- Jones is a very fluid athlete with deceptive speed (former basketball player who ran a 5.03 40-yard dash at 310 pounds). His build and movement skills are very reminiscent of Preston Smith, albeit at 40 pounds heavier
- His huge hands (10 3/4") and long arms (34.5") are prototypical for defensive lineman to disengage blockers and swat down passes at the line of scrimmage
- Very versatile with ability to play tackle or end in an even (4-3) or odd (3-4) front
- Good football character and teammate, no off-field incidents or character concerns
- Consistently plays too high and eliminates leverage opportunities, needs to practice knee bend and lower pad level
- Gets winded when chasing plays from sideline to sideline, although shows hustle, needs to focus on NFL-level nutrition and conditioning
- Often gives up on generating pocket push/penetration when first move fails to work; generally needs to develop more pass-rushing moves
- Needs to secure his package high and tight to avoid slippage:
Chris Jones DL from Mississippi State is a 1st Round sleeper. Very good at collapsing the pocket. Needs to use proper pad level and leverage
— J.C. (@Era_Jonn) February 22, 2016
— Joe Marino (@TheJoeMarino) February 21, 2016
Mississippi State DT Chris Jones still getting overlooked as a first round candidate? Had a great finish to the season— Steve Palazzolo (@PFF_Steve) February 1, 2016
Chris Jones throws this guard down with one arm. Overpowering. https://t.co/CIiIuQmDdn— Terry Lambert (@TLambertFB) February 25, 2016
@MikeMayock thoughts on Chris Jones DT Miss St. One of my favorite players in the draft. He's getting slept on a bit. He's gonna be a stud— Dean Bush (@PFF_Dean) February 18, 2016
Mississippi St. DT Chris Jones is so dang powerful. Don't see how there's not more hype there— Mike Renner (@PFF_Mike) February 16, 2016
Top Graded interior DL this season (via PFF):— Vincent Ronca (@Vinnie_Ronca) January 22, 2016
1. Jonathan Bullard
2. Chris Jones
3. Jarran Reed
4. Jonathan Allen
5. Robert Nkemdiche
How He Fits on The Redskins
Chris Jones is the perfect size for a 3-4 defensive end, serves a big need, and at only 21 years old, has the potential to continue growing his already impressive physical and technical skill set for years and years. I have been a big Chris Jones fan since I started watching college tape back in October and November, and he's just now getting first round recognition.

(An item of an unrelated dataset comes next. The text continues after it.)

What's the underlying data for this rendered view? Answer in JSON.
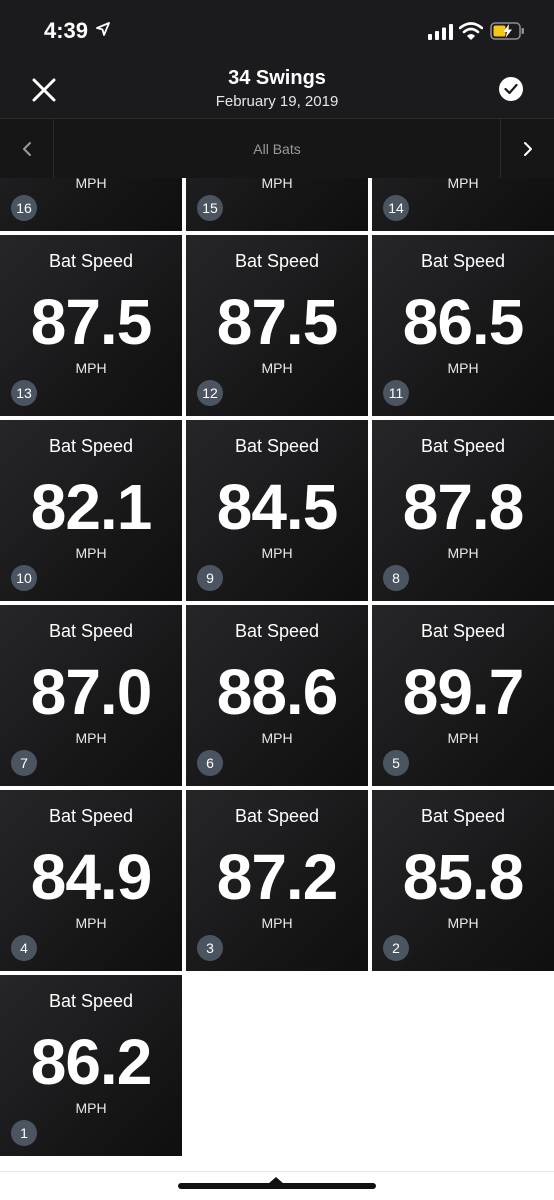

His first-step quickness and penetration ability is such a rare trait for a 300-pound human being that he warrants discussion in the same group of "hot" prospects like Robert Nkemdiche, Sheldon Rankins, Jonathan Bullard and Andrew Billings.
I think Redskins fans will be very happily surprised if we select Jones 21st overall or with our second round pick. I could see him having a similar impact on our run defense and pass rush as Preston Smith did last year; rising above more hyped rookies as the season wears on and he becomes accustomed to the pro game. One thing that worries me is Jones' maturity. My impression of him is a genuinely good-hearted guy that loves football and has tremendous natural talent; however I believe he needs a strong coaching support network to stay on track. I could see Jones having issues with maintaining a healthy weight and training regimen. This seemed to be an issue in college evidenced by the statistical swings between his freshman, sophomore, and junior years. Scot and the front office brass need to be confident in their ability to help Jones grow if they're going to invest a high draft pick. Jones has the potential to replace Hatcher's vital role of the pass-rushing 5-tech defensive end in our 3-4 Under front. A three man line of Chris Baker, Chris Jones, and our yet-to-be-named nose tackle (Vernon Butler in the 2nd or DJ Reader in the 3rd, anyone?) could be a fearsome trio for years to come.